Your answer should consist of the lines in the following data that contain "rebalancing".

:: DATA RECORDS

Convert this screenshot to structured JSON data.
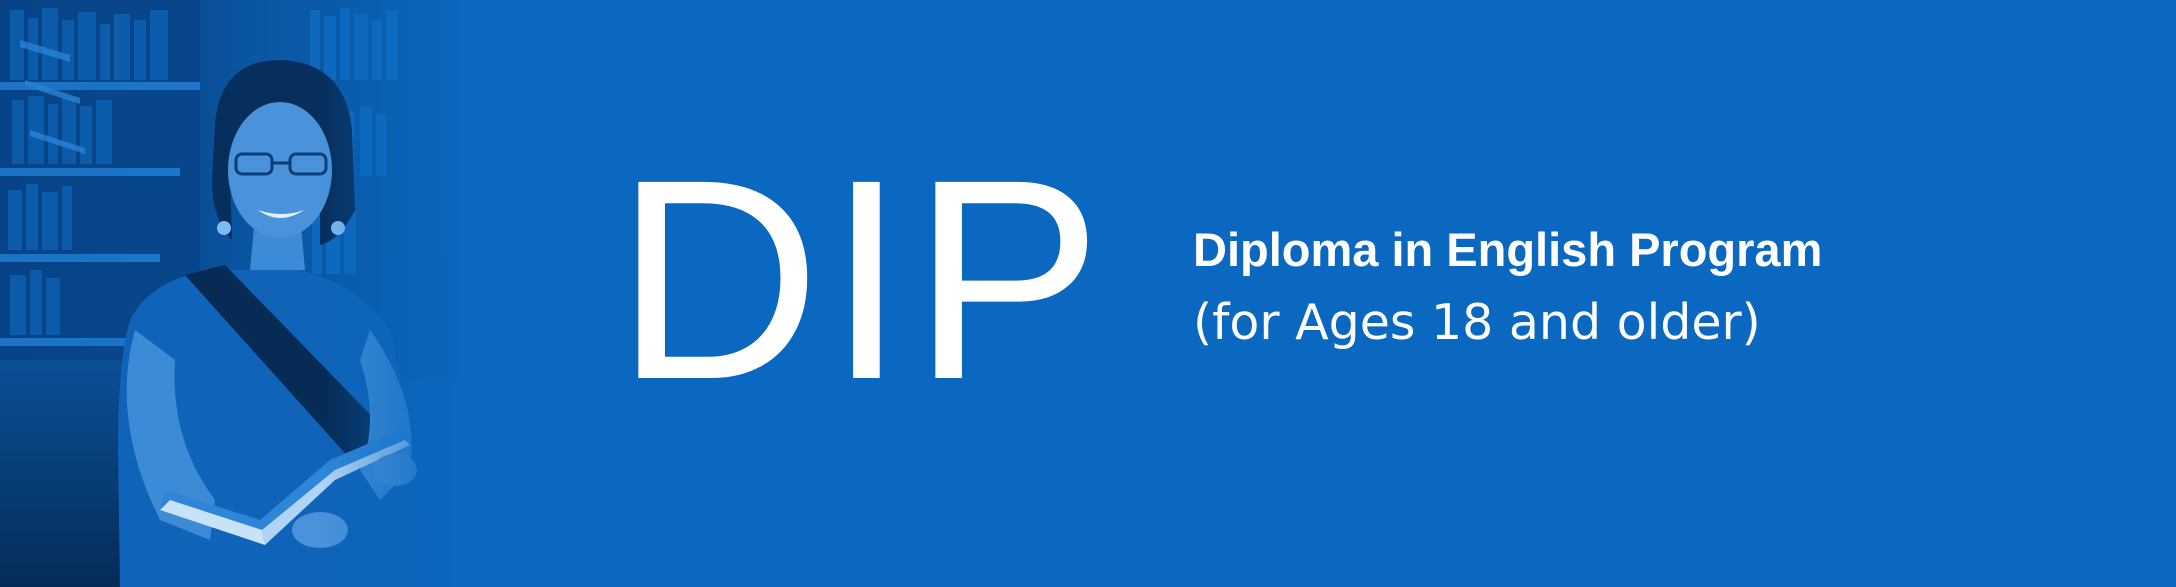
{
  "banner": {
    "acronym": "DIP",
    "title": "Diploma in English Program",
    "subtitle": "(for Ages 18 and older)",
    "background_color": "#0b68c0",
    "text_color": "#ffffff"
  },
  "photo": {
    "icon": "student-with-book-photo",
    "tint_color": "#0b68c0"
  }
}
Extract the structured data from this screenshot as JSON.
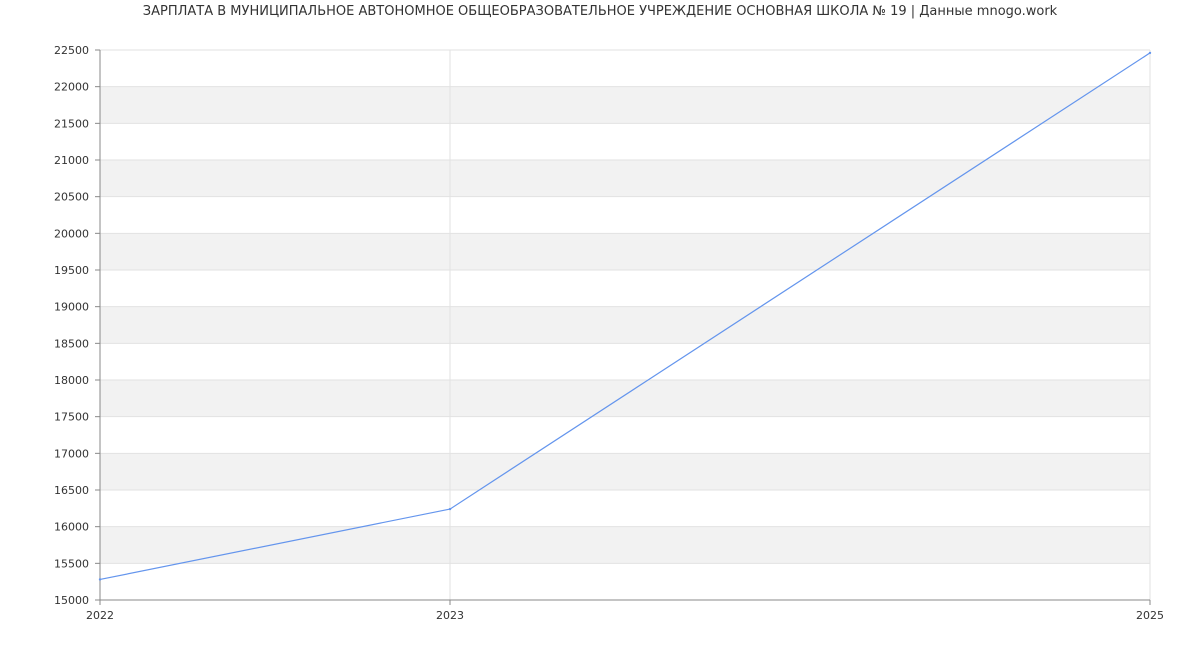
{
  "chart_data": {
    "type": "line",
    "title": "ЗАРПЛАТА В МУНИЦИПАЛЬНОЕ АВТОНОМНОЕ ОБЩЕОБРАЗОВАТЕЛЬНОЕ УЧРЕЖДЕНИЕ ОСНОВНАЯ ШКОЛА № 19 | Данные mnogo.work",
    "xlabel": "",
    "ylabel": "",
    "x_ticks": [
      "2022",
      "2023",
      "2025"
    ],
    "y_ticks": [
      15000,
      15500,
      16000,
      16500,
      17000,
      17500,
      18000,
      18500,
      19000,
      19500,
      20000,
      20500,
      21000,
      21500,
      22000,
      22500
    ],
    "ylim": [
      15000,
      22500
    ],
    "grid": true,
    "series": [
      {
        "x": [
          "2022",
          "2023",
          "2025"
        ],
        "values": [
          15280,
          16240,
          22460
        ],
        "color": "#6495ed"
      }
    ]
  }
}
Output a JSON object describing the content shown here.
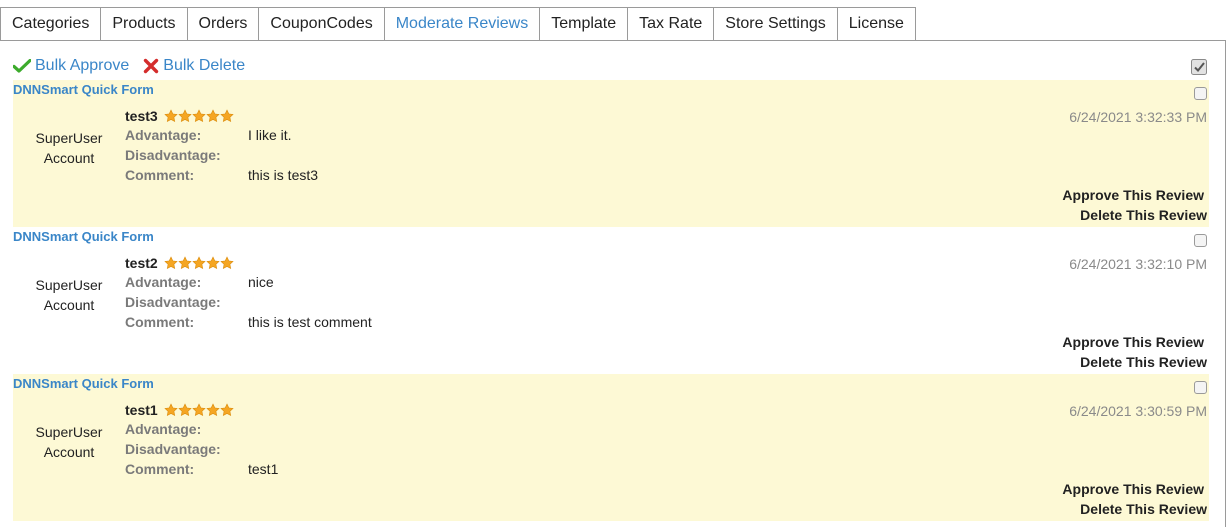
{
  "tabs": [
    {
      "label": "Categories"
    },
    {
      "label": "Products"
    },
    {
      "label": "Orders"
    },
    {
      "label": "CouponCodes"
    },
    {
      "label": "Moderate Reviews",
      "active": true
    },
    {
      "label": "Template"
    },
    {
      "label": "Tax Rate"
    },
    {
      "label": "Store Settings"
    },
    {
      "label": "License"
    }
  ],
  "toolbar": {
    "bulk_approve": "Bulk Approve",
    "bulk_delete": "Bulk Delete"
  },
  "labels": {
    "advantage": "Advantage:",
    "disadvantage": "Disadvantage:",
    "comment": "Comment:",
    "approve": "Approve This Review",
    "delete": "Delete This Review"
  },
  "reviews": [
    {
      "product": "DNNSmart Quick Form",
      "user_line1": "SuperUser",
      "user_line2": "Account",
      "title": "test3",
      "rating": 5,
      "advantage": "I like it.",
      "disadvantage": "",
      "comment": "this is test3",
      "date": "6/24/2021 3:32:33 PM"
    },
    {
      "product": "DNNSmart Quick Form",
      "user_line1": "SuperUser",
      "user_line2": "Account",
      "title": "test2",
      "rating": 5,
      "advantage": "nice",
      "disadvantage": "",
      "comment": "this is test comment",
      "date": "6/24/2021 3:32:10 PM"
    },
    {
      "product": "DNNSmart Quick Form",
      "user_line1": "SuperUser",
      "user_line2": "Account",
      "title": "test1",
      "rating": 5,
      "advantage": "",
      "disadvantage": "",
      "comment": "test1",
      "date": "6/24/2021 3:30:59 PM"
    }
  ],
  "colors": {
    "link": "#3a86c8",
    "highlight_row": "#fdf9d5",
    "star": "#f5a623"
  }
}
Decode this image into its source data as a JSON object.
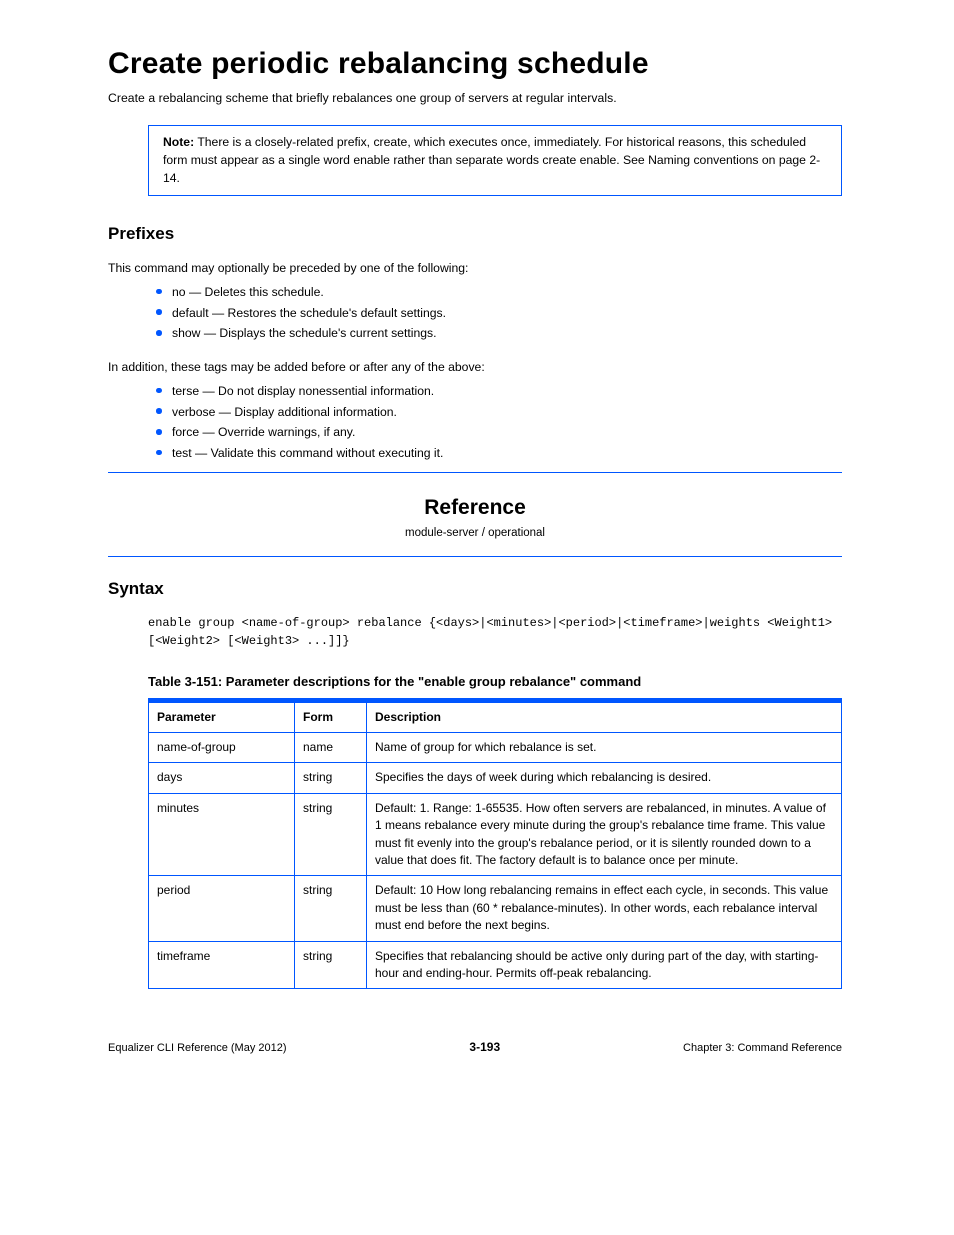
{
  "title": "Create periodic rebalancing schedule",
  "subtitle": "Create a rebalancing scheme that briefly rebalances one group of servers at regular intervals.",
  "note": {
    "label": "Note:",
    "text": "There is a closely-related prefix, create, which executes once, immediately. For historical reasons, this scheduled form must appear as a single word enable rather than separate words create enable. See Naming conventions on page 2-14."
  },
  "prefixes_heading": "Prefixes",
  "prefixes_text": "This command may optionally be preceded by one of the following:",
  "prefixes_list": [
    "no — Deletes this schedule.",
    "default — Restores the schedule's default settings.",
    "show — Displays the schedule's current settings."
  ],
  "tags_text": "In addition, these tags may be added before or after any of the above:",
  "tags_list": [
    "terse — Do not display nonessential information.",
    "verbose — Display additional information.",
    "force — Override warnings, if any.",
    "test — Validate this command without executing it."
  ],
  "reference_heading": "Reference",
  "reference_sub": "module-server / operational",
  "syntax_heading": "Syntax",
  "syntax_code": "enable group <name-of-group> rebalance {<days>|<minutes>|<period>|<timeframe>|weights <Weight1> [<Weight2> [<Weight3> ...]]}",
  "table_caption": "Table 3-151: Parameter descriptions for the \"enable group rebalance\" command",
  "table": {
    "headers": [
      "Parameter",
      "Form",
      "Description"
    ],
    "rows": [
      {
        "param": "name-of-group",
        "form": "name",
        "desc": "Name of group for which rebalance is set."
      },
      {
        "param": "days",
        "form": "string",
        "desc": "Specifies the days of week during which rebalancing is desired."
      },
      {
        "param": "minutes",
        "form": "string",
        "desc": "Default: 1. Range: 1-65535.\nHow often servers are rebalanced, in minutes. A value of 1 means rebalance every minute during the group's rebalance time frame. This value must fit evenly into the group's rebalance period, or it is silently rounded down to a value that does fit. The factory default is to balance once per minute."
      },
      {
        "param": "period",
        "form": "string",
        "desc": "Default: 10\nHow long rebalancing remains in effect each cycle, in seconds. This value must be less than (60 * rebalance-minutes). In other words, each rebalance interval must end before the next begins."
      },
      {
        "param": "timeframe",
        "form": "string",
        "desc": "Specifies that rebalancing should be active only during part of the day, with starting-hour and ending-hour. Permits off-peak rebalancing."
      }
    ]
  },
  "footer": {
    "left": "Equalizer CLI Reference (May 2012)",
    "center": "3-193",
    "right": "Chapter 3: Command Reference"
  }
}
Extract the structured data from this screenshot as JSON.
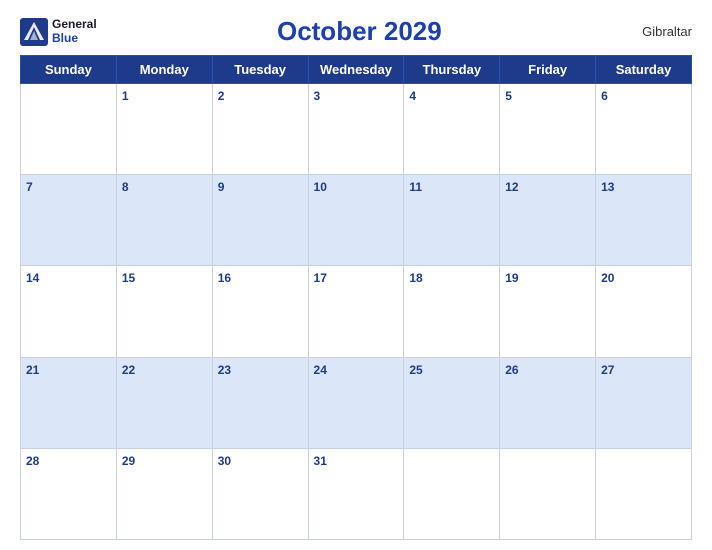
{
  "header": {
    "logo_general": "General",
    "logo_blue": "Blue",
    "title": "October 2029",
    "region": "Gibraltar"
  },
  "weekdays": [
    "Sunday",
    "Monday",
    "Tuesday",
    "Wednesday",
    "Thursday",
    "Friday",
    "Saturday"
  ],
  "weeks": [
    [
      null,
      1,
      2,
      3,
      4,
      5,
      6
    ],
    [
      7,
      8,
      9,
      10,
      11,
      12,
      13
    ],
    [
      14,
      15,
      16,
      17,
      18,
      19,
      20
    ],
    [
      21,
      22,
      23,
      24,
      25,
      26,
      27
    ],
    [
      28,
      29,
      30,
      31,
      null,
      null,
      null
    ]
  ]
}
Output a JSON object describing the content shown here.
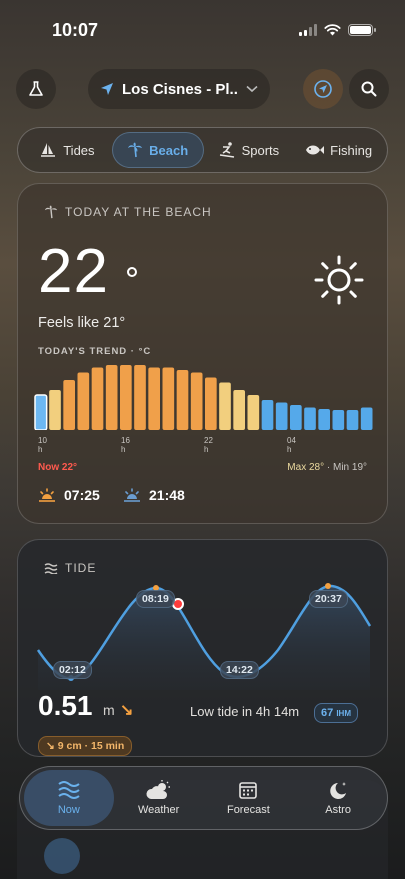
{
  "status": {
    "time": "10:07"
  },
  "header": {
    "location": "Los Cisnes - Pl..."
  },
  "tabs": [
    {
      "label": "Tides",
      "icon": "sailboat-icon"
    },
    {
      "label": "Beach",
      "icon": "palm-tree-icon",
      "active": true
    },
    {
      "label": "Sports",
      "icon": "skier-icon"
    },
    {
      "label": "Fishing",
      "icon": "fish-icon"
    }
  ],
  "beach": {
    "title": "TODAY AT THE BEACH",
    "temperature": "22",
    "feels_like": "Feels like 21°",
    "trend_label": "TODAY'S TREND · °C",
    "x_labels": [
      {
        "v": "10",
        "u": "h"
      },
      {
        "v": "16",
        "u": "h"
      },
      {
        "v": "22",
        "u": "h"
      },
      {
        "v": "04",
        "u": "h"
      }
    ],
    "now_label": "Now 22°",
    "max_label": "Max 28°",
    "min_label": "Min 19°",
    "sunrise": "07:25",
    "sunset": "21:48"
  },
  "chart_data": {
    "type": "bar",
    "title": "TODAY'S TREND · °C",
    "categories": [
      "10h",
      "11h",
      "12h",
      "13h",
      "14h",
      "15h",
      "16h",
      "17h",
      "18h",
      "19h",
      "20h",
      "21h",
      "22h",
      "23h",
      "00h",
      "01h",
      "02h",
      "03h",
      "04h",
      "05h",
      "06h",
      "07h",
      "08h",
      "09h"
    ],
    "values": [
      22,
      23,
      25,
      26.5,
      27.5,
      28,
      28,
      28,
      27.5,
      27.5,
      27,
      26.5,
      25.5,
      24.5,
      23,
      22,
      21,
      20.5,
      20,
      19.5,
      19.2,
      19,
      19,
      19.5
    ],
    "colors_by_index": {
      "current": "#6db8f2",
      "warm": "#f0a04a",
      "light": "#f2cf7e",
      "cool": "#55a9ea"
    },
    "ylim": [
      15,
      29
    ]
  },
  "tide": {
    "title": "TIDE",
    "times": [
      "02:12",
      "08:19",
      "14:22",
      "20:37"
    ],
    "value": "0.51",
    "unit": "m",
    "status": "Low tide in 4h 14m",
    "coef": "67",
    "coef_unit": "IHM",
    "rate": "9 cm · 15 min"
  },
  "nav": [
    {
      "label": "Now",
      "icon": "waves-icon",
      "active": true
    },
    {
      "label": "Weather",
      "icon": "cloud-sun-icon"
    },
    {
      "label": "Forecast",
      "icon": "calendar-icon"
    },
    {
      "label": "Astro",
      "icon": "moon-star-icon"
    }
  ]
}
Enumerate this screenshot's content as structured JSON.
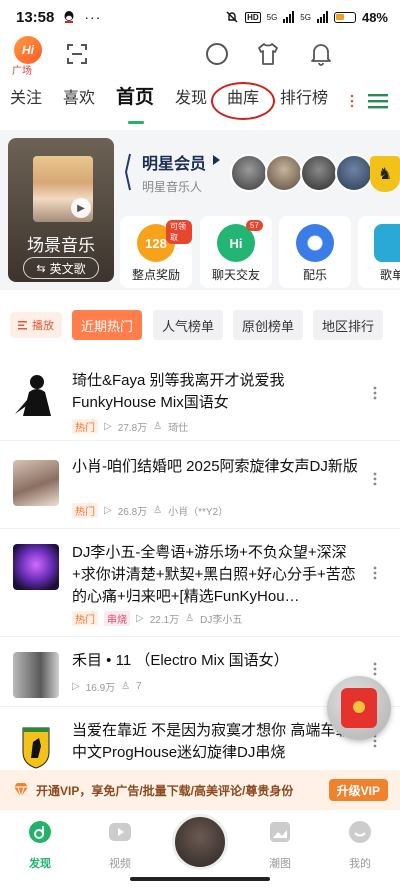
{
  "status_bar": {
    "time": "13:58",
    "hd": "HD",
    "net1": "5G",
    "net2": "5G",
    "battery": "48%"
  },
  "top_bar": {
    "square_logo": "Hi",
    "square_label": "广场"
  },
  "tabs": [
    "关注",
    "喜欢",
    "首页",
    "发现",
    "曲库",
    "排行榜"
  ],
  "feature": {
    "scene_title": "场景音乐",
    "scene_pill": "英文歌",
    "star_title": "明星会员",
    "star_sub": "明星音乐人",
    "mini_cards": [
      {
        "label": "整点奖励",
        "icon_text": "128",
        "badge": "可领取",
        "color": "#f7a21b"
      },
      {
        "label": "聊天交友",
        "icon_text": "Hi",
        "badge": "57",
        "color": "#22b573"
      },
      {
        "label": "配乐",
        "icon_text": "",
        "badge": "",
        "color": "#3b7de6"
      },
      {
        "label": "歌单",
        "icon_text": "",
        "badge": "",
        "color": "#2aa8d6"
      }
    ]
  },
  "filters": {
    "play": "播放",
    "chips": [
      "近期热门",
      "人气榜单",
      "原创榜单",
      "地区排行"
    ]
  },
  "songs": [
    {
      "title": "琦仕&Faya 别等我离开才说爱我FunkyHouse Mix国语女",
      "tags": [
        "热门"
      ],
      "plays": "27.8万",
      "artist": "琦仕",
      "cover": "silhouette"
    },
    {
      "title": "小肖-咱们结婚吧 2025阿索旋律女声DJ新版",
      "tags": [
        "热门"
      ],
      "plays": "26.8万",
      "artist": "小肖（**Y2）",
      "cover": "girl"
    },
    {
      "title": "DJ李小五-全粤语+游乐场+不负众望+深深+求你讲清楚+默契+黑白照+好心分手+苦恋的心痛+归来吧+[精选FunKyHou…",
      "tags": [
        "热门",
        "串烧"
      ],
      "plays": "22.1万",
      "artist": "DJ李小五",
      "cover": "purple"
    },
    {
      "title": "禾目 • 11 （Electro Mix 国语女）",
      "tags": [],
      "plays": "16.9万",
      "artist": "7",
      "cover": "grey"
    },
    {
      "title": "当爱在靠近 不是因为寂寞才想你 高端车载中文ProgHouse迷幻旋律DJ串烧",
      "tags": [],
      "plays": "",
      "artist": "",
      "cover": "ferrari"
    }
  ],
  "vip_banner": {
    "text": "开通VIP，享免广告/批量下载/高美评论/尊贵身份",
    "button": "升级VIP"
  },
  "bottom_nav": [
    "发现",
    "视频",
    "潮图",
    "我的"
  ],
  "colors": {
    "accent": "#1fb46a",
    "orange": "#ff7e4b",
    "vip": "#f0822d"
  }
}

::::

* RESPONSE TO THIS EXERCISE
  "title": "Create periodic rebalancing schedule",
  "subtitle": "Create a rebalancing scheme that briefly rebalances one group of servers at regular intervals.",
        "desc": "Specifies the days of week during which rebalancing is desired."
        "desc": "Default: 10\nHow long rebalancing remains in effect each cycle, in seconds. This value must be less than (60 * rebalance-minutes). In other words, each rebalance interval must end before the next begins."
        "desc": "Specifies that rebalancing should be active only during part of the day, with starting-hour and ending-hour. Permits off-peak rebalancing."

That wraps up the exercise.